The only thing that felt off to me for the episode was such harsh skips in time. Suddenly between scenes, a week or more would pass. It's been used before, but it feels like there was more in this episode. As someone who knows the game, I'm aware that little to nothing happened in those gaps. It was mostly free time to let the player build up social links and level up. As an audience member, I'm left wondering what possibly happened between those weeks. Nearly all series use them, and Persona 4 is more stylizes than having "one week later" flashed across the screen. It calls to mind all those real life police files shows I've watched. Police may go weeks at a time without any leads, but fictional dramas, such as C.S.I. or Law & Order, give the impression that these sort of complex problems are solved within an hour. I know people in law enforcement who hate C.S.I. for that. These skips are a touch of reality brings that I really appreciate.
I didn't actually find the jumps in time terribly distracting, but then, maybe that's because I have next to no concept of this show's calendar timeline.

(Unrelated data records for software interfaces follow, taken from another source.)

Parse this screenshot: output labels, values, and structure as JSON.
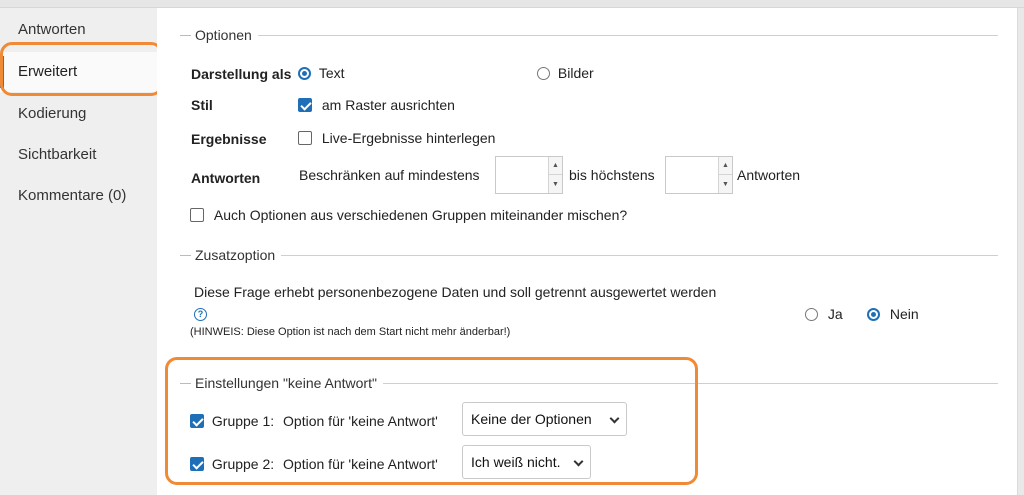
{
  "sidebar": {
    "items": [
      {
        "label": "Antworten"
      },
      {
        "label": "Erweitert"
      },
      {
        "label": "Kodierung"
      },
      {
        "label": "Sichtbarkeit"
      },
      {
        "label": "Kommentare (0)"
      }
    ]
  },
  "optionen": {
    "legend": "Optionen",
    "darstellung_label": "Darstellung als",
    "text_option": "Text",
    "bilder_option": "Bilder",
    "stil_label": "Stil",
    "raster_label": "am Raster ausrichten",
    "ergebnisse_label": "Ergebnisse",
    "live_label": "Live-Ergebnisse hinterlegen",
    "antworten_label": "Antworten",
    "min_prefix": "Beschränken auf mindestens",
    "max_prefix": "bis höchstens",
    "suffix": "Antworten",
    "min_value": "",
    "max_value": "",
    "mischen_label": "Auch Optionen aus verschiedenen Gruppen miteinander mischen?"
  },
  "zusatz": {
    "legend": "Zusatzoption",
    "frage": "Diese Frage erhebt personenbezogene Daten und soll getrennt ausgewertet werden",
    "hinweis": "(HINWEIS: Diese Option ist nach dem Start nicht mehr änderbar!)",
    "ja": "Ja",
    "nein": "Nein",
    "help_glyph": "?"
  },
  "keine": {
    "legend": "Einstellungen \"keine Antwort\"",
    "gruppen": [
      {
        "label": "Gruppe 1:",
        "option_label": "Option für 'keine Antwort'",
        "selected": "Keine der Optionen"
      },
      {
        "label": "Gruppe 2:",
        "option_label": "Option für 'keine Antwort'",
        "selected": "Ich weiß nicht."
      }
    ]
  },
  "colors": {
    "accent": "#1f6fb8",
    "highlight": "#f08a35"
  }
}
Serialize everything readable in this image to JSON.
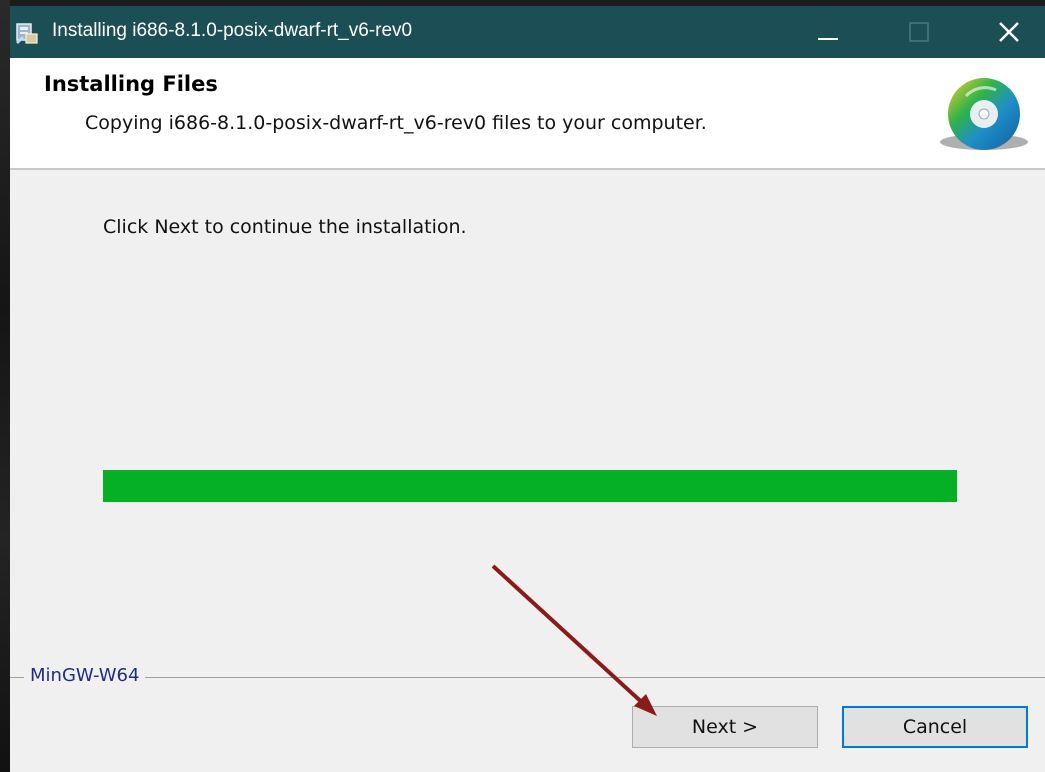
{
  "window": {
    "title": "Installing i686-8.1.0-posix-dwarf-rt_v6-rev0",
    "titlebar_color": "#1b4f55"
  },
  "titlebar": {
    "icons": {
      "app": "installer-package-icon",
      "minimize": "minimize-icon",
      "maximize": "maximize-icon",
      "close": "close-icon"
    }
  },
  "header": {
    "title": "Installing Files",
    "subtitle": "Copying i686-8.1.0-posix-dwarf-rt_v6-rev0 files to your computer.",
    "icon": "cd-disc-icon"
  },
  "main": {
    "instruction": "Click Next to continue the installation.",
    "progress": {
      "value": 1.0,
      "color": "#06b025"
    }
  },
  "footer": {
    "brand": "MinGW-W64",
    "next_label": "Next >",
    "cancel_label": "Cancel"
  },
  "annotation": {
    "type": "arrow",
    "color": "#8b1a1a",
    "points_to": "Next >"
  }
}
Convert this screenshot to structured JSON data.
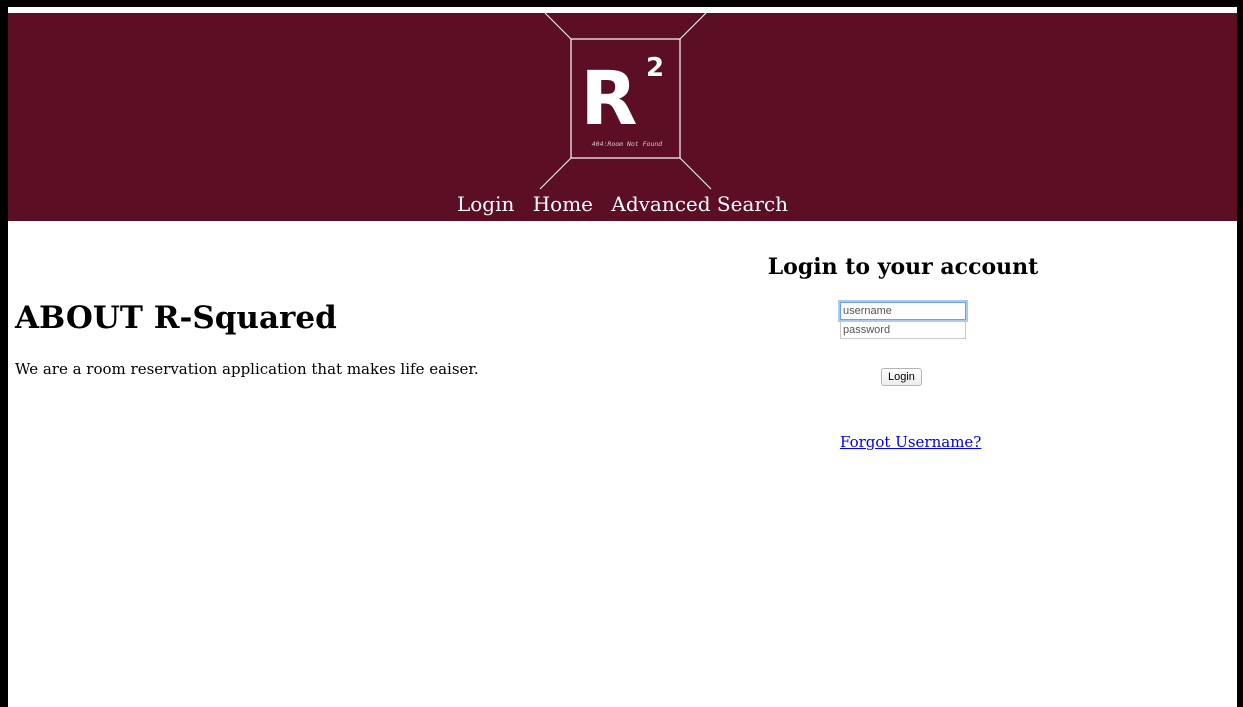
{
  "header": {
    "logo": {
      "letter": "R",
      "superscript": "2",
      "tagline": "404:Room Not Found"
    },
    "nav": [
      {
        "label": "Login"
      },
      {
        "label": "Home"
      },
      {
        "label": "Advanced Search"
      }
    ],
    "background_color": "#5c0e25"
  },
  "about": {
    "title": "ABOUT R-Squared",
    "text": "We are a room reservation application that makes life eaiser."
  },
  "login": {
    "title": "Login to your account",
    "username_placeholder": "username",
    "password_placeholder": "password",
    "button_label": "Login",
    "forgot_link": "Forgot Username?"
  }
}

If anything, I think the way it's handled in the game is much more distracting; there's really no elegant way to transition from from "Nanako's in the hospital!" to "Let's go hang out with the hot nurse at the hospital!" Here, at least, the narrative is coherent and unbroken, even if it's all happening a bit faster than would be realistic.
What I keep coming back to, though, is that this episode was able to wring genuine emotions out of me, even though I totally knew what was coming. Nanako's sharp decline in health and eventual death are every bit as shocking. It's easy to come across as cheap when using child tragedy as a plot device, but one of the things this show has kicked ass at is legitimately endearing the audience to Nanako as a character. Everything about Yu melting down in the hospital is pitch-perfect, because it's exactly what we're feeling: NO! NOT NANAKO!
As deftly as they handled Nanako's final moments, I'm hopeful and excited to see their take on the Namatame interrogation scene. I reckon some of these kids are fixin' to be pissed. Well, there's one way to find out!